OrderEat: People with Aphasia Dining in Restaurants
In this project, we explore ways to support conversations of people with aphasia in leisurely contexts. Particularly, we use the geographical location of users to retrieve restaurant menus from the Internet and associate words in the menu with images in real-time to support in-restaurant conversations, word-finding, exploration of the menu, and discovery of menu items by people with aphasia.
MenuSpeak: People with Aphasia Dining in Restaurants
This project explores ways to support the conversations of people with aphasia in real-time. We build an Android app that allows users to capture photos of paper menus. The text in the captured photos are associated with images in real-time. We learn how multiple modalities supports the comprehension of words by people with aphasia. We also identify challenges related to photo-capturing that might arise for people with aphasia in real-world contexts.
PhotoSearch: Independent Word Discovery for People with Aphasia
In this project, we build an app -PhotoSearch that allows users take photos of scenes or items in the environment. The photos are tagged in real-time, the tags are then associated with images and audio in real-time. We use multiple image representations to support comprehension of words. While testing PhotoSearch, we found that the presentation of words in phrases, supported people with aphasia to comprehend abstract vocabulary.

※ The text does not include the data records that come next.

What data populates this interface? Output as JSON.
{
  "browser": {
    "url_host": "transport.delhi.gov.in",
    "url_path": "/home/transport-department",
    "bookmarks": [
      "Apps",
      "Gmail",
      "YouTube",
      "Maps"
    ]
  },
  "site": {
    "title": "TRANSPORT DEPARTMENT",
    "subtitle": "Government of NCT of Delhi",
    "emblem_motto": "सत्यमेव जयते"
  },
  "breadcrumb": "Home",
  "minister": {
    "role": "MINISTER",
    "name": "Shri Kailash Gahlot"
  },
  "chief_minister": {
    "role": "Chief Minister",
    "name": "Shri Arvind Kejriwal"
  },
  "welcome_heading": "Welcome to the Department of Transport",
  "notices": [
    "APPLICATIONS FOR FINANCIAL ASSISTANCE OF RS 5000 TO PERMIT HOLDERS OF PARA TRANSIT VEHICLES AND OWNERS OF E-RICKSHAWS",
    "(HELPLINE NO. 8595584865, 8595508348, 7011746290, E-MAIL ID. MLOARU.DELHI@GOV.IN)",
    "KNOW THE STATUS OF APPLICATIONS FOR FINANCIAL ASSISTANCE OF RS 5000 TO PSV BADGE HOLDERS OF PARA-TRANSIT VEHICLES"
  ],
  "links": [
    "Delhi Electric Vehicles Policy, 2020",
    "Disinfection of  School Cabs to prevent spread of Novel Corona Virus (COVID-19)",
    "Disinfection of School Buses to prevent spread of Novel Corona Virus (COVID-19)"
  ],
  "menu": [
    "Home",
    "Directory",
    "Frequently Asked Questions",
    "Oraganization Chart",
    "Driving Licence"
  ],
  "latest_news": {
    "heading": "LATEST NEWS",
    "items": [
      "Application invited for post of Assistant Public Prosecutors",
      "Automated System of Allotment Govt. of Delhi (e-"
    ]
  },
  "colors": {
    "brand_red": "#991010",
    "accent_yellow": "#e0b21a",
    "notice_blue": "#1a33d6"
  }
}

Block-based Programming for Children With Visual Impairments
Collaborators: Kira Furuichi, Melissa Perez.
In this project, we explore ways to make block based programming more accessible to children who have visual impairments. We implement a simple prototype that make use of audio feedback, speech recognition and physical blocks. We focus particularly on teaching children about conditional controls. Use audio commands to select blocks for a program here.
Grad School Predictor
Collaborators: Corinna Wendish, Eureka Foong.
Grad school predictor is a machine learning system built with data from gradCafe and Weka. The Weka model attempts to predict whether an applicant will be admitted into graduate school. It uses applicants' GRE scores, GPAs and the programs being applied to as features to predict acceptance or rejection. See details about the machine learning model here and try out the model here.
Collaborators: Jim Maddock, Kit Martin.
A unity 3D game based on UniteEurope's 2016 training day example. Try it here.